Defective products injure thousands of Tennessee consumers every year. Manufacturers can be held legally liable for any defects in the design, manufacture, or labeling of their products. Product liability cases are often difficult to prove, however, especially since most of the potentially incriminating evidence is in the hands of the manufacturer.
Supreme Court Weighs in on $2.7 Million Sanction Against Goodyear
It is not unusual for pre-trial discovery in product liability cases to take months or even years. The more complex the product, the longer the process can take. Manufacturers are well aware of this, and they often try to prolong or obstruct discovery in order to discourage victims from pursuing their case.
Sometimes a manufacturer crosses a line and a judge has to step in. The U.S. Supreme Court recently addressed such a case. The Court actually dealt with a narrow issue arising from a trial judge’s earlier decision to award a family $2.7 million as punishment for a defendant’s blatant misconduct.
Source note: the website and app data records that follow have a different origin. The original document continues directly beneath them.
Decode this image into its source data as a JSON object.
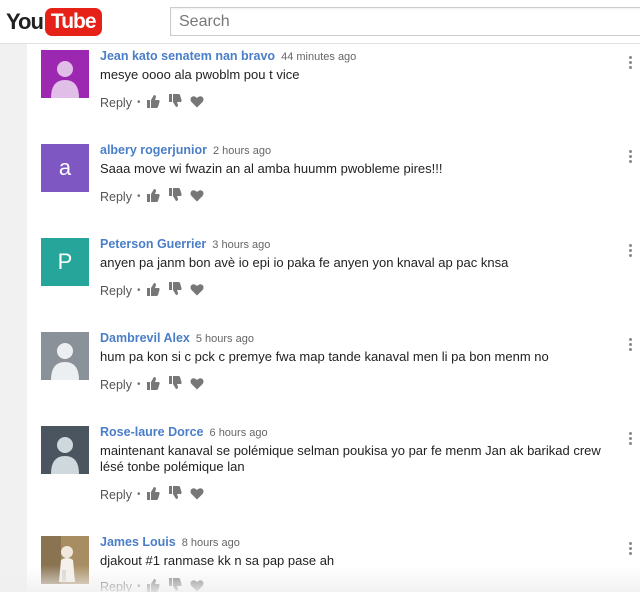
{
  "header": {
    "logo_you": "You",
    "logo_tube": "Tube",
    "search_placeholder": "Search"
  },
  "actions": {
    "reply_label": "Reply",
    "separator": "•"
  },
  "colors": {
    "brand_red": "#e62117",
    "author_blue": "#4a7ec8"
  },
  "comments": [
    {
      "author": "Jean kato senatem nan bravo",
      "time": "44 minutes ago",
      "text": "mesye oooo  ala pwoblm pou t vice",
      "avatar_type": "silhouette",
      "avatar_color": "#9c27b0"
    },
    {
      "author": "albery rogerjunior",
      "time": "2 hours ago",
      "text": "Saaa move wi  fwazin an al amba huumm pwobleme pires!!!",
      "avatar_type": "letter",
      "avatar_letter": "a",
      "avatar_color": "#7e57c2"
    },
    {
      "author": "Peterson Guerrier",
      "time": "3 hours ago",
      "text": "anyen pa janm bon avè io epi io paka fe anyen yon knaval ap pac knsa",
      "avatar_type": "letter",
      "avatar_letter": "P",
      "avatar_color": "#26a69a"
    },
    {
      "author": "Dambrevil Alex",
      "time": "5 hours ago",
      "text": "hum pa kon si c pck c premye fwa map tande kanaval men li pa bon menm no",
      "avatar_type": "silhouette",
      "avatar_color": "#8a9199"
    },
    {
      "author": "Rose-laure Dorce",
      "time": "6 hours ago",
      "text": "maintenant kanaval se polémique selman poukisa yo par fe menm Jan ak barikad crew lésé tonbe polémique lan",
      "avatar_type": "silhouette",
      "avatar_color": "#4a5560"
    },
    {
      "author": "James Louis",
      "time": "8 hours ago",
      "text": "djakout #1 ranmase kk n sa pap pase ah",
      "avatar_type": "photo",
      "avatar_color": "#b59a6e"
    }
  ]
}
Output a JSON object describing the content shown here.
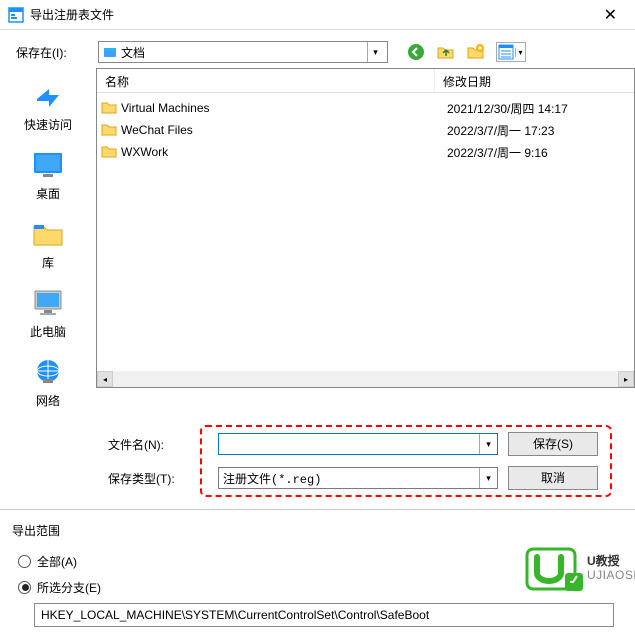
{
  "title": "导出注册表文件",
  "savein": {
    "label": "保存在(I):",
    "value": "文档",
    "columns": {
      "name": "名称",
      "date": "修改日期"
    }
  },
  "sidebar": [
    {
      "label": "快速访问"
    },
    {
      "label": "桌面"
    },
    {
      "label": "库"
    },
    {
      "label": "此电脑"
    },
    {
      "label": "网络"
    }
  ],
  "files": [
    {
      "name": "Virtual Machines",
      "date": "2021/12/30/周四 14:17"
    },
    {
      "name": "WeChat Files",
      "date": "2022/3/7/周一 17:23"
    },
    {
      "name": "WXWork",
      "date": "2022/3/7/周一 9:16"
    }
  ],
  "filename": {
    "label": "文件名(N):",
    "value": ""
  },
  "filetype": {
    "label": "保存类型(T):",
    "value": "注册文件(*.reg)"
  },
  "actions": {
    "save": "保存(S)",
    "cancel": "取消"
  },
  "scope": {
    "legend": "导出范围",
    "all": "全部(A)",
    "branch": "所选分支(E)",
    "path": "HKEY_LOCAL_MACHINE\\SYSTEM\\CurrentControlSet\\Control\\SafeBoot"
  },
  "watermark": {
    "brand": "U教授",
    "domain": "UJIAOSHOU.COM"
  }
}
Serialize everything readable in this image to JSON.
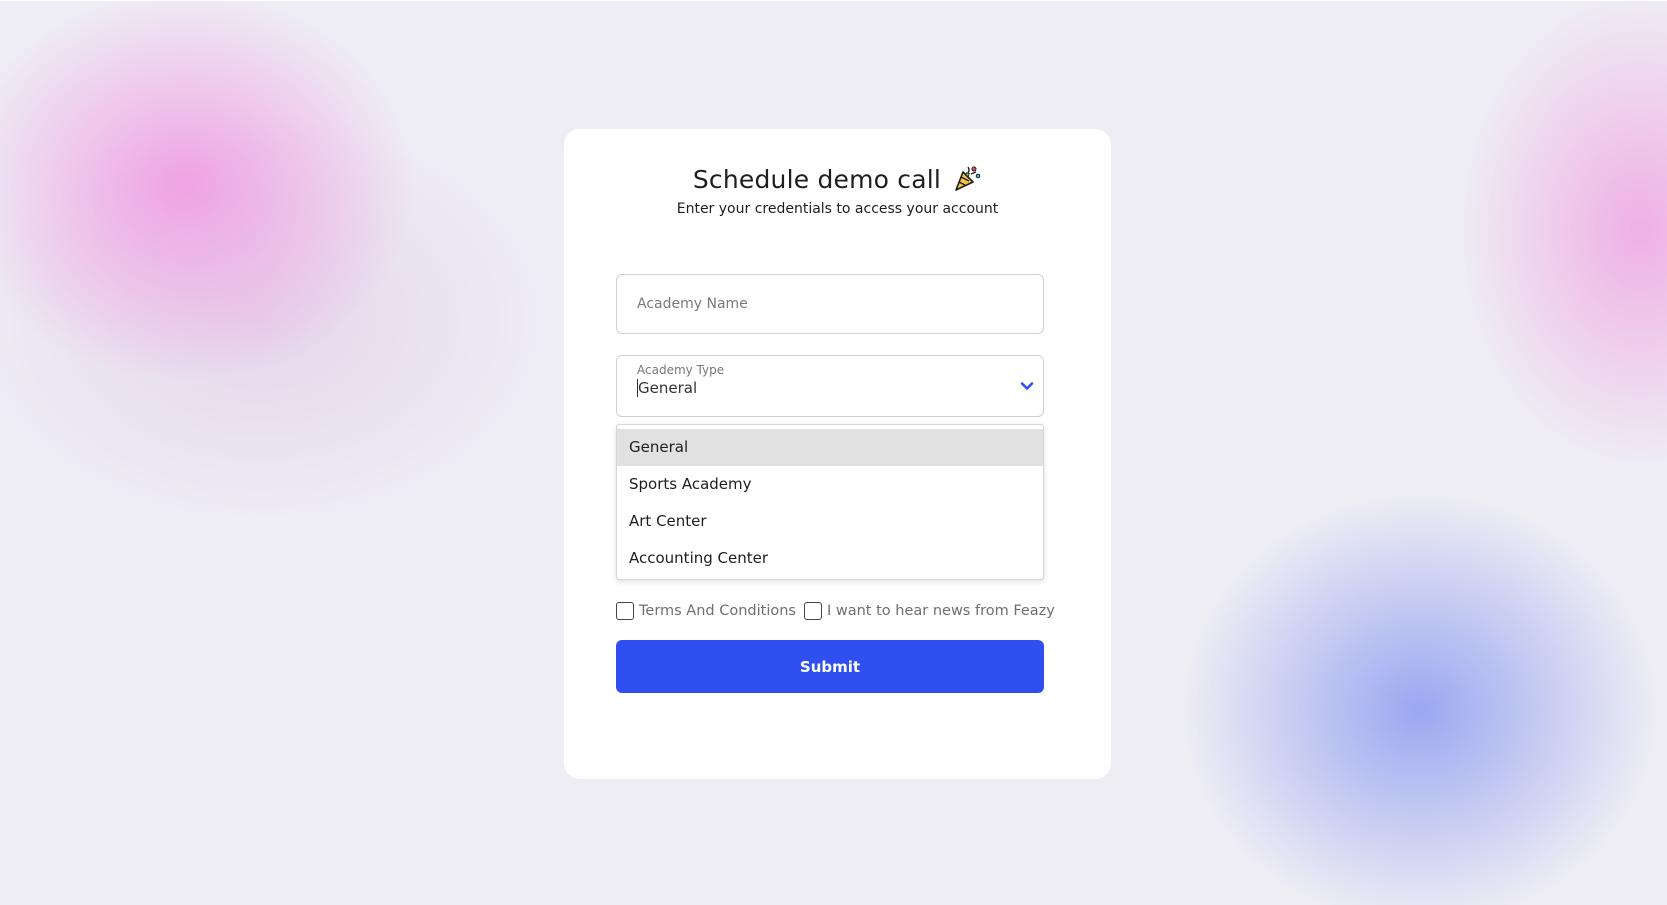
{
  "header": {
    "title": "Schedule demo call",
    "subtitle": "Enter your credentials to access your account"
  },
  "form": {
    "academy_name": {
      "placeholder": "Academy Name",
      "value": ""
    },
    "academy_type": {
      "label": "Academy Type",
      "value": "General",
      "options": [
        "General",
        "Sports Academy",
        "Art Center",
        "Accounting Center"
      ],
      "selected_index": 0
    },
    "terms_label": "Terms And Conditions",
    "news_label": "I want to hear news from Feazy",
    "submit_label": "Submit"
  },
  "colors": {
    "accent": "#2f4ff0",
    "selected_option_bg": "#e1e1e1",
    "card_bg": "#ffffff"
  },
  "icons": {
    "title_icon": "party-popper-icon",
    "dropdown_icon": "chevron-down-icon"
  }
}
The underlying product liability case arose from an accident that destroyed a family’s motorhome. The vehicle “swerved off the road and flipped over,” according to court records. The family claimed a defective tire was to blame. Specifically, a tire manufactured by Goodyear “was not designed to withstand the level heat it generated when used on a motorhome at highway speeds.”
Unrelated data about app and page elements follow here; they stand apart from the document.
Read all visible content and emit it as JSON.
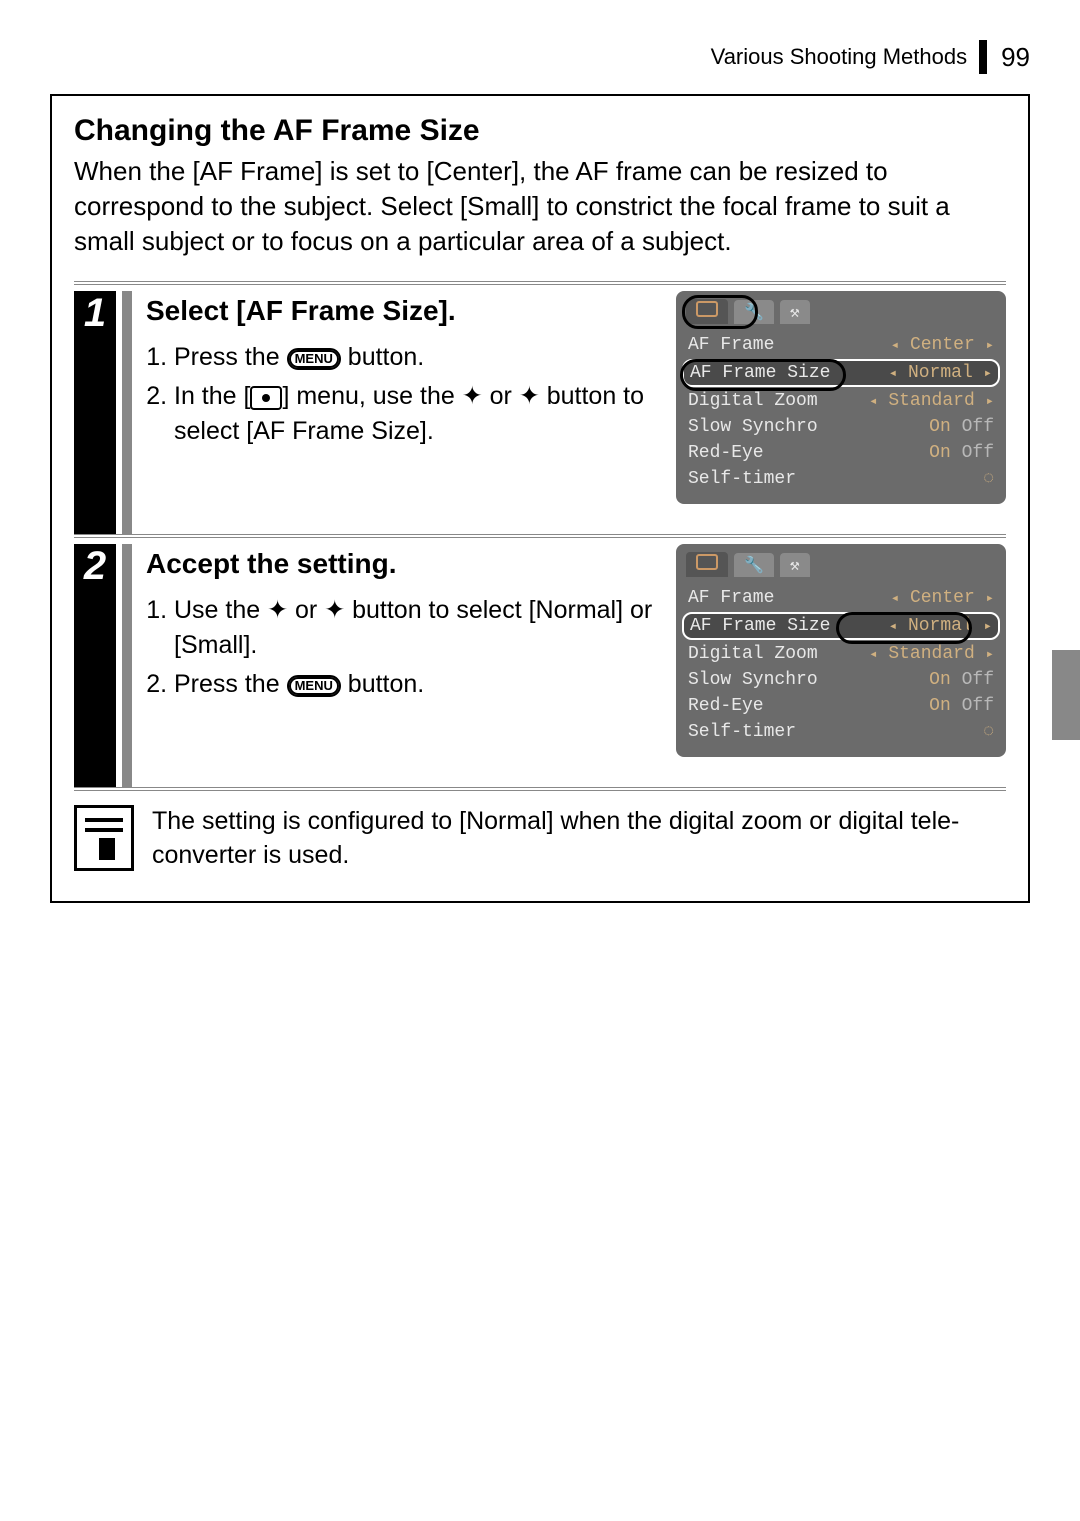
{
  "header": {
    "section": "Various Shooting Methods",
    "page": "99"
  },
  "title": "Changing the AF Frame Size",
  "intro": "When the [AF Frame] is set to [Center], the AF frame can be resized to correspond to the subject. Select [Small] to constrict the focal frame to suit a small subject or to focus on a particular area of a subject.",
  "steps": [
    {
      "num": "1",
      "title": "Select [AF Frame Size].",
      "sub1_a": "Press the ",
      "sub1_b": " button.",
      "sub2_a": "In the [",
      "sub2_b": "] menu, use the ",
      "sub2_c": " or ",
      "sub2_d": " button to select [AF Frame Size].",
      "arrow_up": "✦",
      "arrow_down": "✦"
    },
    {
      "num": "2",
      "title": "Accept the setting.",
      "sub1_a": "Use the ",
      "sub1_b": " or ",
      "sub1_c": " button to select [Normal] or [Small].",
      "sub2_a": "Press the ",
      "sub2_b": " button."
    }
  ],
  "menu_label": "MENU",
  "lcd": {
    "rows": [
      {
        "label": "AF Frame",
        "value": "Center"
      },
      {
        "label": "AF Frame Size",
        "value": "Normal"
      },
      {
        "label": "Digital Zoom",
        "value": "Standard"
      },
      {
        "label": "Slow Synchro",
        "value_on": "On",
        "value_off": "Off"
      },
      {
        "label": "Red-Eye",
        "value_on": "On",
        "value_off": "Off"
      },
      {
        "label": "Self-timer",
        "value": "◌"
      }
    ],
    "tab_tools": "⚒",
    "tab_wrench": "🔧"
  },
  "note": "The setting is configured to [Normal] when the digital zoom or digital tele-converter is used."
}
The family and Goodyear spent several years in pretrial discovery. During this time, the family made several requests for Goodyear to “turn over internal test results” on the tires in question. The parties ultimately settled the product liability claims on the eve of trial for an undisclosed amount.
That should have been the end of the case. But several months after the settlement was complete, the family’s product liability attorney read a newspaper article about another lawsuit involving Goodyear and the same tire. In that case, Goodyear disclosed testing data that was never disclosed to the attorney or his clients during their many years of pretrial discovery.
Goodyear had been caught red-handed. The company admitted as much. The judge who presided over the settlement imposed sanctions–the previously mentioned $2.7 million–as compensation for all of the family’s legal fees and costs dating back to the first time they requested the testing data from Goodyear.
The Supreme Court said that was excessive. Writing for a unanimous Court, Justice Elena Kagan said the family was only entitled to fees “incurred solely because of the misconduct–or put another way, to the fees that party would not have incurred but for the bad faith” of the other party. The Supreme Court left it up to the lower courts to determine the appropriate amount of sanctions under this standard.
Get Help From a Tennessee Personal Injury Lawyer
The Supreme Court’s ruling is still an important vindication of the rights of personal injury victims. Companies that withhold information in an attempt to avoid liability can and should be sanctioned. Cases like this only illustrate the uphill battle individuals face when battling well-funded corporate defendants. That is why you need to have an experienced Knoxville product liability attorney on your side who knows to handle these types of defendants. Contact the offices of Fox, Farley, Willis & Burnette, Attorneys at Law, if you have been injured to a defective or dangerous product and need to speak with a lawyer right away.